Next is Hungarian modern pentathlete Gábor Benedek, the oldest living Olympic medalist in modern pentathlon, who is turning 97! After serving in World War II, Benedek made his Olympic debut at the 1952 Helsinki Games, where he won a silver medal in the individual event and, with the help of his countrymen, gold in the team tournament. He made a second appearance in 1956, where Hungary missed the podium in fourth and, individually, Benedek was sixth. He was also an individual World Champion in 1953 and a winner with the Hungarian team in 1954. For political reasons, he was banned from competing after 1959 and thus he took up coaching. He later emigrated to West Germany, where he remained until the end of the Cold War. He is now the last surviving member of his gold medal-winning team.

1934 Olympic Missing Links

Today on Oldest Olympians, we wanted to take a look at two Olympic missing links with a year of birth of 1934. As a reminder, these are individuals for whom we believe that we have a date of death, but cannot confirm that the information is accurate or connect it to the Olympian with certainty.

Muhammad Safdar: Member of Pakistan’s boxing delegations to the 1956 and 1960 Summer Olympics

Muhammad Safdar, born September 1, 1934, represented Pakistan in light-heavyweight boxing at the 1956 and 1960 Summer Games and was eliminated in his first bout both times. He had much better luck at the 1962 Asian Games, where he won a gold medal in that category. An anonymous editor inserted a date of death September 15, 2021 and a place of death of Dulmial into his English Wikipedia page, but we have been unable to verify this.

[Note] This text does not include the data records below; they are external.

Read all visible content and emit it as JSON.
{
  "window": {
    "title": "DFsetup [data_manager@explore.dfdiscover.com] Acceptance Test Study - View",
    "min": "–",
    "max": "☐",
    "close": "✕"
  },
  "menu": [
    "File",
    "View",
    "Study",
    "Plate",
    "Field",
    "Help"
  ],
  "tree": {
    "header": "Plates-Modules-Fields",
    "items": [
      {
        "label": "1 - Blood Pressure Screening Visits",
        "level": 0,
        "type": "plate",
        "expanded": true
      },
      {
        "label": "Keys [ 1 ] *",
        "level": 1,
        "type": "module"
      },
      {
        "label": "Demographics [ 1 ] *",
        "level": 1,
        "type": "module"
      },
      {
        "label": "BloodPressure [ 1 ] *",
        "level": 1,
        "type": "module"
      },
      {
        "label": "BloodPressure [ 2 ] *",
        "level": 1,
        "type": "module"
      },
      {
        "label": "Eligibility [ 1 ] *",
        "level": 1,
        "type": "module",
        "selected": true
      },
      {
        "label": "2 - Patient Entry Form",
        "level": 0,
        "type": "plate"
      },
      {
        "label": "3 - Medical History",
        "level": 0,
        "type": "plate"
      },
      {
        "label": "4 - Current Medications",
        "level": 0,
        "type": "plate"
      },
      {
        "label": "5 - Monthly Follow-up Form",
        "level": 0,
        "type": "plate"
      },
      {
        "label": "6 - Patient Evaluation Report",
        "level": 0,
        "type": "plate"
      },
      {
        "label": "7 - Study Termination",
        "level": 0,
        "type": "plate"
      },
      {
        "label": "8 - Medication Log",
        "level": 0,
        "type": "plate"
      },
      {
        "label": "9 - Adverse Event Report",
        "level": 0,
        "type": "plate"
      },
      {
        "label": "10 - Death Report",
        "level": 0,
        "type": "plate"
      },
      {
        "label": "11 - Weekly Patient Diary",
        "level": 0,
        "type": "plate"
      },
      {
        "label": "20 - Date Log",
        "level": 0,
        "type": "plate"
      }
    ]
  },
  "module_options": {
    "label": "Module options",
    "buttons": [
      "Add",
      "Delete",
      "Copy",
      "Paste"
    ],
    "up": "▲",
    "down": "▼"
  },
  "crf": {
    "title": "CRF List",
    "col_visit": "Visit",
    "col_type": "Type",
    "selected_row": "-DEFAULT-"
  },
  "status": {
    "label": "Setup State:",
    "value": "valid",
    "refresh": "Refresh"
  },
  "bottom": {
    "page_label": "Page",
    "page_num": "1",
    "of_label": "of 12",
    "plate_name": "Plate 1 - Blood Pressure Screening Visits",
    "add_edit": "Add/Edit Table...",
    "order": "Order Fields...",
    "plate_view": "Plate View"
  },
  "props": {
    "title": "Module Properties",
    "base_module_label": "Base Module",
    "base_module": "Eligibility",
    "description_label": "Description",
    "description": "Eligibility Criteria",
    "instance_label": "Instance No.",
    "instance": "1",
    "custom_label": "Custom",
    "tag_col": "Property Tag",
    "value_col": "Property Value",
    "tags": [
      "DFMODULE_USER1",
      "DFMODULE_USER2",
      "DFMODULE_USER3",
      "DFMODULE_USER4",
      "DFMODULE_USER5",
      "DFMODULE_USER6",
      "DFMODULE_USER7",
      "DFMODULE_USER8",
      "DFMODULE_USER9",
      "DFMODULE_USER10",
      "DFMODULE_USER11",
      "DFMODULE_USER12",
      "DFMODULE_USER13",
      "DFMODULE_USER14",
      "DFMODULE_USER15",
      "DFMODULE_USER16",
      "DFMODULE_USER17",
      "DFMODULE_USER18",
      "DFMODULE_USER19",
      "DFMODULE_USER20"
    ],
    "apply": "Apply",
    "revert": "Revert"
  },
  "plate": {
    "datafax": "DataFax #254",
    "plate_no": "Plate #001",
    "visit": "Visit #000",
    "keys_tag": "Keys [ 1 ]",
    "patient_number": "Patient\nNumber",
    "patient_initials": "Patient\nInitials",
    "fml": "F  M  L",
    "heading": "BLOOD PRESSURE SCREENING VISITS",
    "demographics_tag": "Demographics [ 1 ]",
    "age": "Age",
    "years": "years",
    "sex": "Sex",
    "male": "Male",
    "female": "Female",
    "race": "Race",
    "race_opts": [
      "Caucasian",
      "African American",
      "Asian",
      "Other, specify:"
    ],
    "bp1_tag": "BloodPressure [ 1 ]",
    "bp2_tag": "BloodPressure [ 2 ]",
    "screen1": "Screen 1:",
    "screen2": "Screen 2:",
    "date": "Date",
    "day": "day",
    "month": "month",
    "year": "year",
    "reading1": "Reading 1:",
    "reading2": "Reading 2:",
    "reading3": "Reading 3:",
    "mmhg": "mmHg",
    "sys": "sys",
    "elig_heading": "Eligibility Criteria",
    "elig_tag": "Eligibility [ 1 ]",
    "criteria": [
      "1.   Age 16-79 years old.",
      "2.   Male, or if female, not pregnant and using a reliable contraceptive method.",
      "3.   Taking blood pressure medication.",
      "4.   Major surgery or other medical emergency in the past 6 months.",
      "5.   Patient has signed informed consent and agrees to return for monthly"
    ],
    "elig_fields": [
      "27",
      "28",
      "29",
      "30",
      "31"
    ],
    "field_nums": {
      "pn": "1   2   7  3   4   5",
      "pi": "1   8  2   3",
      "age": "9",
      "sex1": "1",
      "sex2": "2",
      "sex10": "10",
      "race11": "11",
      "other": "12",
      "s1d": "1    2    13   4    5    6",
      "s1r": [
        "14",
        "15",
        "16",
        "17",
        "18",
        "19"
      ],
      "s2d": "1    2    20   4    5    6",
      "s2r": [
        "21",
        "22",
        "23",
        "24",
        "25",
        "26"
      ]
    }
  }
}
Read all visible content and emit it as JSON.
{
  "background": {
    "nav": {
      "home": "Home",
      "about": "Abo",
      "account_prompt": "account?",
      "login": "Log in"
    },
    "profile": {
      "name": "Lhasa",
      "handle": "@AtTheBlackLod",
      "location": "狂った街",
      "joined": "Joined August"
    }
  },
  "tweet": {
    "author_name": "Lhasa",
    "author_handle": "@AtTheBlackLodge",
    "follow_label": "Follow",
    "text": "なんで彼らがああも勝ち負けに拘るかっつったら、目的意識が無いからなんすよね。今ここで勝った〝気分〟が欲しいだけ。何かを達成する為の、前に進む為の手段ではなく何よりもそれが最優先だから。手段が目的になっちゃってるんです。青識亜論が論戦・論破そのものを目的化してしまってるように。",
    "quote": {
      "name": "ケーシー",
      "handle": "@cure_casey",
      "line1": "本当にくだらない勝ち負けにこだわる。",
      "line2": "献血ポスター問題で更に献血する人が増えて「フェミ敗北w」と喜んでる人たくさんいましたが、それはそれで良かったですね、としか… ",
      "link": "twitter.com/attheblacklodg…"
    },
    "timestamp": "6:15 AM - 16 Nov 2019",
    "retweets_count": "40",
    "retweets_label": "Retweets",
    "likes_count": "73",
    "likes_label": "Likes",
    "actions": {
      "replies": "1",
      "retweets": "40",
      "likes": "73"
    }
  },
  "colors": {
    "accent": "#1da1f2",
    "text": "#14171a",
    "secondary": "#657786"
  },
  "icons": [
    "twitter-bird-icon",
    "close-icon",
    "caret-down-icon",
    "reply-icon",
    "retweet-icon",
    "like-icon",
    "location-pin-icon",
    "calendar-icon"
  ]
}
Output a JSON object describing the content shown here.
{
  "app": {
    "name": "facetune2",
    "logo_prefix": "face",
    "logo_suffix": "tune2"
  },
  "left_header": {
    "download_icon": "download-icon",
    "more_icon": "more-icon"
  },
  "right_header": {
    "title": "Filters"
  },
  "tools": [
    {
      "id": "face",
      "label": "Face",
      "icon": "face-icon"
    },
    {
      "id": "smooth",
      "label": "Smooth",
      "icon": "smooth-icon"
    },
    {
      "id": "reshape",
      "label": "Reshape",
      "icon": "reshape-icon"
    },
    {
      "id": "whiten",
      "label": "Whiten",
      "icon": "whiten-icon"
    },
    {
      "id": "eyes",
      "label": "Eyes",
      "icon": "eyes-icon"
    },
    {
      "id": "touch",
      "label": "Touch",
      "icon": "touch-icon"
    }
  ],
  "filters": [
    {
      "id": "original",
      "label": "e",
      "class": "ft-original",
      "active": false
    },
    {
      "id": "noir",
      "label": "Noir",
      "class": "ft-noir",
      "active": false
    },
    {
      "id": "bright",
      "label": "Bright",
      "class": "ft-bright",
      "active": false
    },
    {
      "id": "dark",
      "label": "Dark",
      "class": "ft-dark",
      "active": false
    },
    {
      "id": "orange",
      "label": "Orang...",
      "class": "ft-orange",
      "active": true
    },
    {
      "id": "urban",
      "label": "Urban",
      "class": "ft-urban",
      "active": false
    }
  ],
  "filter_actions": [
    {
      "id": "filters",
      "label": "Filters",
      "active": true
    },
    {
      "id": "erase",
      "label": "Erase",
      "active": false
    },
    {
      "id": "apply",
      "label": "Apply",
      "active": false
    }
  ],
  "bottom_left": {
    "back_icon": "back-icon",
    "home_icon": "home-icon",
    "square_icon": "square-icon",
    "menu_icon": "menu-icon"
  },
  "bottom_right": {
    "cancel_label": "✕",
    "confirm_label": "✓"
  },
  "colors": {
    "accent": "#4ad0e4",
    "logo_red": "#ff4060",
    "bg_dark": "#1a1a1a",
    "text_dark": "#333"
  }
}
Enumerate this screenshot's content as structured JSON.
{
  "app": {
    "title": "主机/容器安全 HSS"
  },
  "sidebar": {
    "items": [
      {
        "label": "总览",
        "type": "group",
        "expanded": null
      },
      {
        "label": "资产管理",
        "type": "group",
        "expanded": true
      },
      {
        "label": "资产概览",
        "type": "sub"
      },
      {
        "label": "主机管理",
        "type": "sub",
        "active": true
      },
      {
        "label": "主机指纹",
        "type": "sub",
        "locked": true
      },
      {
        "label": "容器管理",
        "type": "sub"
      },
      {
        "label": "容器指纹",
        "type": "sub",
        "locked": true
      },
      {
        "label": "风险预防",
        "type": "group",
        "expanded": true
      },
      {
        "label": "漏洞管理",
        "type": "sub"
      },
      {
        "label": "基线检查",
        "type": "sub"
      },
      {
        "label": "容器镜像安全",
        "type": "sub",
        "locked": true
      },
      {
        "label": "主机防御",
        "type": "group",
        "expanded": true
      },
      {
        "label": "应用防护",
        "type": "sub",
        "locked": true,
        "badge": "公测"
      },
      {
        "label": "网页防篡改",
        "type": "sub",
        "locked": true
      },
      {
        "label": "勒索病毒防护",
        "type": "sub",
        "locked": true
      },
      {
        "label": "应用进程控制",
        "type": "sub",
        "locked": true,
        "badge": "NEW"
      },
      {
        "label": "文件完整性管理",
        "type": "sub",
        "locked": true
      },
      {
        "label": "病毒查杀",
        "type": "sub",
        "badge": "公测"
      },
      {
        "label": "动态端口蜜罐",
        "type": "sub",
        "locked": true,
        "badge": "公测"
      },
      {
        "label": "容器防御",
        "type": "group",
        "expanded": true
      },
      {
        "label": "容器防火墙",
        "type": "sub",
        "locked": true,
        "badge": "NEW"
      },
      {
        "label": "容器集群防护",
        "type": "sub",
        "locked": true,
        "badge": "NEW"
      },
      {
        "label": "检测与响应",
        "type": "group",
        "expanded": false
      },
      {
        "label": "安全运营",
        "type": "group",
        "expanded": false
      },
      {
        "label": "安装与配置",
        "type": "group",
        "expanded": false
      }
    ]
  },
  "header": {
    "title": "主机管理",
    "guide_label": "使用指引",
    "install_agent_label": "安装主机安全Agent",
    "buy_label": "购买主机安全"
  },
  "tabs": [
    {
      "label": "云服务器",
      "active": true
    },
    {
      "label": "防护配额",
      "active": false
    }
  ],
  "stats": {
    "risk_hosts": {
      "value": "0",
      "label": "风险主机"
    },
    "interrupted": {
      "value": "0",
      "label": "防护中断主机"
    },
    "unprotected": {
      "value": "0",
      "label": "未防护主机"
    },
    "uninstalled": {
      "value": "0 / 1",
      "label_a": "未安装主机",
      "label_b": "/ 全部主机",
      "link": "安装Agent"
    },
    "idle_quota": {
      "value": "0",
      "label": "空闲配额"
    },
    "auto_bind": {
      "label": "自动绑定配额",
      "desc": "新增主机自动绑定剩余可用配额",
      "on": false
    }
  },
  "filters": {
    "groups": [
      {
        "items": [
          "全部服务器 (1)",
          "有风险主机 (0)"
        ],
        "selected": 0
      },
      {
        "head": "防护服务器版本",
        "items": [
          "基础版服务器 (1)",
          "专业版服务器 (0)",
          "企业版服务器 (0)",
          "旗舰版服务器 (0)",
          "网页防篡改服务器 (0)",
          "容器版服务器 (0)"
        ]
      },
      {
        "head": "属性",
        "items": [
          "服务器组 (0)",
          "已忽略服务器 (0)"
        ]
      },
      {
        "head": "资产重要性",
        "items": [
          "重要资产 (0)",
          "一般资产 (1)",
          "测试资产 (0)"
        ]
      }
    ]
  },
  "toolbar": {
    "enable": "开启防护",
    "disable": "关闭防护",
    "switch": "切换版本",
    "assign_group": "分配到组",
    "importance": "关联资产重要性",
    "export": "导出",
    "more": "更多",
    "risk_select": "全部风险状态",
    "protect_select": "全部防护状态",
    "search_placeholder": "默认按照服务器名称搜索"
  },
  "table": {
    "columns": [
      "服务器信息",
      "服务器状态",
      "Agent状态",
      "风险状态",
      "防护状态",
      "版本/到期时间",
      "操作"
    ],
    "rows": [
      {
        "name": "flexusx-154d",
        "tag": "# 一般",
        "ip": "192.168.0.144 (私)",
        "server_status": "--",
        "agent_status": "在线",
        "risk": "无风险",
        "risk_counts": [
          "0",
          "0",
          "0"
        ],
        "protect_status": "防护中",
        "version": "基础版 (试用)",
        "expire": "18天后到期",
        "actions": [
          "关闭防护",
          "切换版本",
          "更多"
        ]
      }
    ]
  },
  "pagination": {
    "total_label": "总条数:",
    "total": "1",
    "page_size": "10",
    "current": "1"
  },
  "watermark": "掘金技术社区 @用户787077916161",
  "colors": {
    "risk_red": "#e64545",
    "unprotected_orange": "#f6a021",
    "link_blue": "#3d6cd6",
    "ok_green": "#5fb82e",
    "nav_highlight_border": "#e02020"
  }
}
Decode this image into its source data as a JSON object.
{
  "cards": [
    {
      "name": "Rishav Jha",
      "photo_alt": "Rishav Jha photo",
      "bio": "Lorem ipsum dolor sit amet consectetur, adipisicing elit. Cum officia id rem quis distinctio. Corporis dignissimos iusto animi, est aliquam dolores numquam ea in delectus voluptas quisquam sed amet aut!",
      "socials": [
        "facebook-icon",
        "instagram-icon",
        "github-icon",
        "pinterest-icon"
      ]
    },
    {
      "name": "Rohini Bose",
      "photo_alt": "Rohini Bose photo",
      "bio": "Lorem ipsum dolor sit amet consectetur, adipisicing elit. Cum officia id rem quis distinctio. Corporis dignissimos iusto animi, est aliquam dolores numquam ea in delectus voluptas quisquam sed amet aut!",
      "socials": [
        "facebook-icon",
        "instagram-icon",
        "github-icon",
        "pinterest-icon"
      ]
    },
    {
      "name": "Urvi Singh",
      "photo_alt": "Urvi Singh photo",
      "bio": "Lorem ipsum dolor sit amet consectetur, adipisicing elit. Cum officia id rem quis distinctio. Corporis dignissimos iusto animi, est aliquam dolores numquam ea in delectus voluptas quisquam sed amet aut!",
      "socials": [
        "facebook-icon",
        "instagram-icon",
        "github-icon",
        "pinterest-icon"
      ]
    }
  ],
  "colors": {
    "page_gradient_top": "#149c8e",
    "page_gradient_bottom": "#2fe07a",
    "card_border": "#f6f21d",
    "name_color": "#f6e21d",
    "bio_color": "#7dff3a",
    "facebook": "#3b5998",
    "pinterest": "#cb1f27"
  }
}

Trần Văn Xuân– Member of South Vietnam’s fencing delegations to the 1960 and 1964 Summer Olympics

Trần Văn Xuân, born September 6, 1934, represented South Vietnam in five individual fencing events across two editions of the Games, 1960 and 1964, and was eliminated in the first round of all of them. He was also selected for the individual foil in 1968, but did not start the event. Vietnamese Wikipedia has a short biography of him, as well as a date of death of March 3, 2009 in Ho Chi Minh City, but we could locate no sources to confirm this information.